An old map showed the earlier spelling Tais for both family and hill. The pre 17th-century spelling Tais was along aside the modern Teas. There are spellings all over the place. In Ireland, Tees was an alternative spelling between brothers. Teays is a misinterpretation of the German Ley spelling of Teass. Our family made the trip to Scotland and spent the afternoon driving about seeing the Teas hill, mill, farm, manor house, museum and great house. The area contains about 2000 acres of farmland. The great house overlooks the sound of to the south.
By archaeological analysis, the Pictish people were found in the eastern area from northern Scotland down to Edinburg. One can still visit original Pictish buildings. These early people left their homes almost intact on the shores of Orkney Island. Home walls at the Island site date back 5,100 years. This would mean that these stone clan homes and monuments were 200 years old before the Egyptians started their first pyramid. They are there to be seen today.

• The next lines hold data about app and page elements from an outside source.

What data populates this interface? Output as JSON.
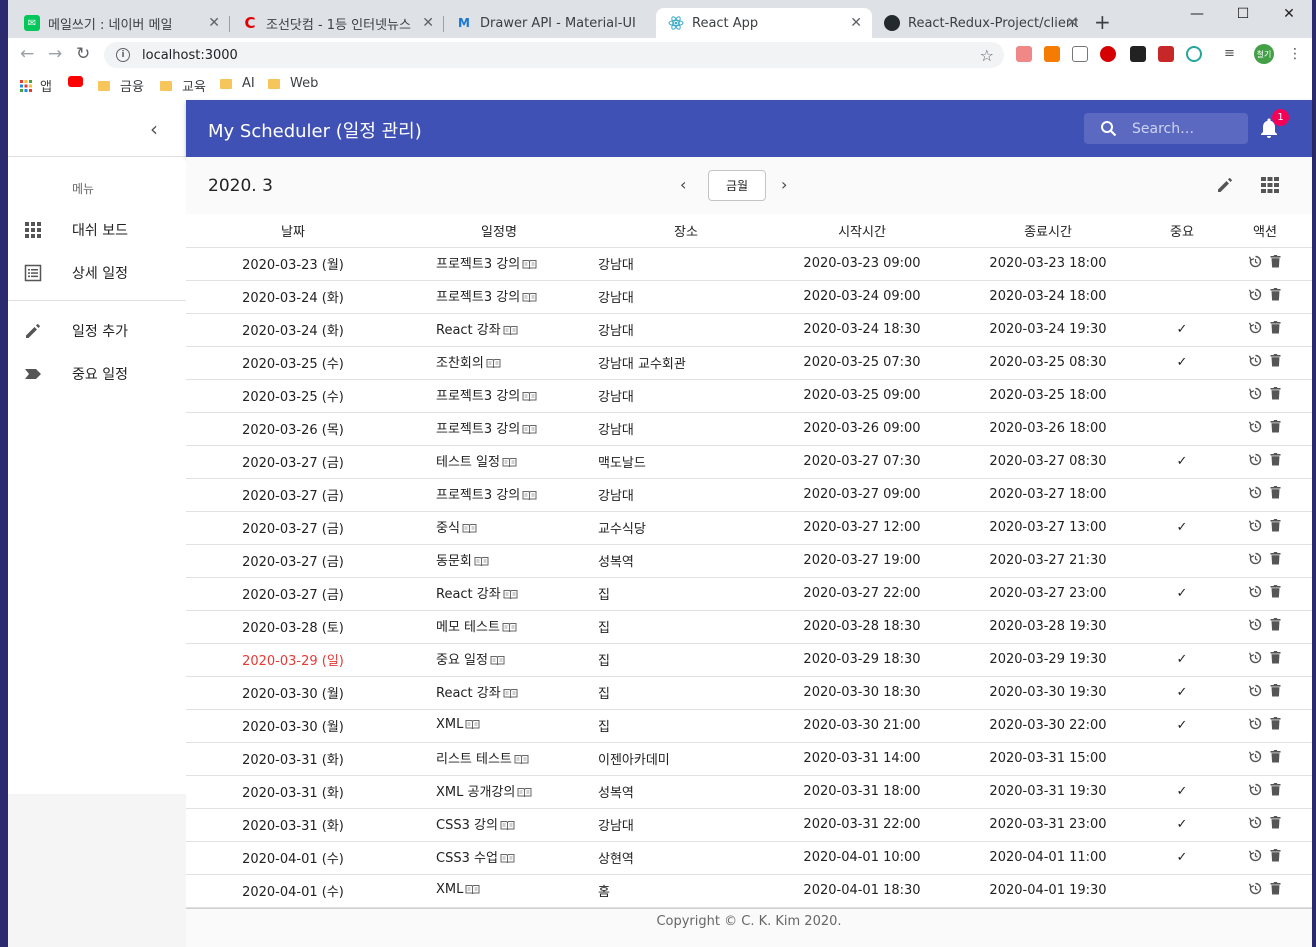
{
  "browser": {
    "tabs": [
      {
        "title": "메일쓰기 : 네이버 메일",
        "fav": "naver-mail-icon",
        "color": "#03c75a"
      },
      {
        "title": "조선닷컴 - 1등 인터넷뉴스",
        "fav": "chosun-icon",
        "color": "#e00000"
      },
      {
        "title": "Drawer API - Material-UI",
        "fav": "material-ui-icon",
        "color": "#1976d2"
      },
      {
        "title": "React App",
        "fav": "react-icon",
        "color": "#61dafb"
      },
      {
        "title": "React-Redux-Project/client/",
        "fav": "github-icon",
        "color": "#24292e"
      }
    ],
    "url": "localhost:3000",
    "bookmarks": [
      "앱",
      "금융",
      "교육",
      "AI",
      "Web"
    ],
    "profile": "철기"
  },
  "sidebar": {
    "caption": "메뉴",
    "items": [
      {
        "label": "대쉬 보드",
        "icon": "apps-grid-icon"
      },
      {
        "label": "상세 일정",
        "icon": "list-icon"
      },
      {
        "label": "일정 추가",
        "icon": "pencil-icon"
      },
      {
        "label": "중요 일정",
        "icon": "label-important-icon"
      }
    ]
  },
  "appbar": {
    "title": "My Scheduler (일정 관리)",
    "search_placeholder": "Search…",
    "notification_count": "1"
  },
  "controls": {
    "month": "2020. 3",
    "view_button": "금월"
  },
  "table": {
    "headers": [
      "날짜",
      "일정명",
      "장소",
      "시작시간",
      "종료시간",
      "중요",
      "액션"
    ],
    "rows": [
      {
        "date": "2020-03-23 (월)",
        "title": "프로젝트3 강의",
        "place": "강남대",
        "start": "2020-03-23 09:00",
        "end": "2020-03-23 18:00",
        "important": ""
      },
      {
        "date": "2020-03-24 (화)",
        "title": "프로젝트3 강의",
        "place": "강남대",
        "start": "2020-03-24 09:00",
        "end": "2020-03-24 18:00",
        "important": ""
      },
      {
        "date": "2020-03-24 (화)",
        "title": "React 강좌",
        "place": "강남대",
        "start": "2020-03-24 18:30",
        "end": "2020-03-24 19:30",
        "important": "✓"
      },
      {
        "date": "2020-03-25 (수)",
        "title": "조찬회의",
        "place": "강남대 교수회관",
        "start": "2020-03-25 07:30",
        "end": "2020-03-25 08:30",
        "important": "✓"
      },
      {
        "date": "2020-03-25 (수)",
        "title": "프로젝트3 강의",
        "place": "강남대",
        "start": "2020-03-25 09:00",
        "end": "2020-03-25 18:00",
        "important": ""
      },
      {
        "date": "2020-03-26 (목)",
        "title": "프로젝트3 강의",
        "place": "강남대",
        "start": "2020-03-26 09:00",
        "end": "2020-03-26 18:00",
        "important": ""
      },
      {
        "date": "2020-03-27 (금)",
        "title": "테스트 일정",
        "place": "맥도날드",
        "start": "2020-03-27 07:30",
        "end": "2020-03-27 08:30",
        "important": "✓"
      },
      {
        "date": "2020-03-27 (금)",
        "title": "프로젝트3 강의",
        "place": "강남대",
        "start": "2020-03-27 09:00",
        "end": "2020-03-27 18:00",
        "important": ""
      },
      {
        "date": "2020-03-27 (금)",
        "title": "중식",
        "place": "교수식당",
        "start": "2020-03-27 12:00",
        "end": "2020-03-27 13:00",
        "important": "✓"
      },
      {
        "date": "2020-03-27 (금)",
        "title": "동문회",
        "place": "성복역",
        "start": "2020-03-27 19:00",
        "end": "2020-03-27 21:30",
        "important": ""
      },
      {
        "date": "2020-03-27 (금)",
        "title": "React 강좌",
        "place": "집",
        "start": "2020-03-27 22:00",
        "end": "2020-03-27 23:00",
        "important": "✓"
      },
      {
        "date": "2020-03-28 (토)",
        "title": "메모 테스트",
        "place": "집",
        "start": "2020-03-28 18:30",
        "end": "2020-03-28 19:30",
        "important": ""
      },
      {
        "date": "2020-03-29 (일)",
        "title": "중요 일정",
        "place": "집",
        "start": "2020-03-29 18:30",
        "end": "2020-03-29 19:30",
        "important": "✓",
        "holiday": true
      },
      {
        "date": "2020-03-30 (월)",
        "title": "React 강좌",
        "place": "집",
        "start": "2020-03-30 18:30",
        "end": "2020-03-30 19:30",
        "important": "✓"
      },
      {
        "date": "2020-03-30 (월)",
        "title": "XML",
        "place": "집",
        "start": "2020-03-30 21:00",
        "end": "2020-03-30 22:00",
        "important": "✓"
      },
      {
        "date": "2020-03-31 (화)",
        "title": "리스트 테스트",
        "place": "이젠아카데미",
        "start": "2020-03-31 14:00",
        "end": "2020-03-31 15:00",
        "important": ""
      },
      {
        "date": "2020-03-31 (화)",
        "title": "XML 공개강의",
        "place": "성복역",
        "start": "2020-03-31 18:00",
        "end": "2020-03-31 19:30",
        "important": "✓"
      },
      {
        "date": "2020-03-31 (화)",
        "title": "CSS3 강의",
        "place": "강남대",
        "start": "2020-03-31 22:00",
        "end": "2020-03-31 23:00",
        "important": "✓"
      },
      {
        "date": "2020-04-01 (수)",
        "title": "CSS3 수업",
        "place": "상현역",
        "start": "2020-04-01 10:00",
        "end": "2020-04-01 11:00",
        "important": "✓"
      },
      {
        "date": "2020-04-01 (수)",
        "title": "XML",
        "place": "홈",
        "start": "2020-04-01 18:30",
        "end": "2020-04-01 19:30",
        "important": ""
      }
    ]
  },
  "footer": "Copyright © C. K. Kim 2020.",
  "colors": {
    "appbar": "#3f51b5",
    "badge": "#f50057",
    "holiday": "#e53935"
  }
}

What a wonderful family experience it is to visit such fascinating places and to realize that our surname passed through 1900 years. There is so much left to see, but as I write a development of Teasses Hill, is underway. The Teass people a part of a very long family chain. We all realize that Teass is a rare name, but few realize how long it has been around.
On close questioning, my father supported a Teass northern entrance into America by a Pennsylvania or perhaps the port of New Castle, Delaware. Only when researching in the right area was it relatively easy to find John Teas, with his son Thomas. John's will is on file in Pennsylvania. His signing location is Hanover Township Lancaster. The wills date is of 1740. Accordingly, the name Teass (or as it was spelled Teas) is on the well-established Scotch-Irish westward path. Family history recalls Thomas Teass, our ancestor, being issued marriage bonds in Augusta and marrying the German Katherine Ley. The Thomas documented trail through the valley of Virginia and into New London looks ever more likely to be Scottish and less likely English. It is of interest to know that Thomas lived a long and very adventurous life. (There is a 19th century book where his travel companion Crawford's trials are recorded). More evidence has come to support the Scotch-Irish Teass family background. A good one is the revolutionary record of a Nelson County, Virginia, Teas, expressly stating that he came from Ireland and he called out his families' original location as county Donegal of Ulster where present Teasses are still found.
Published 22 October 2003 .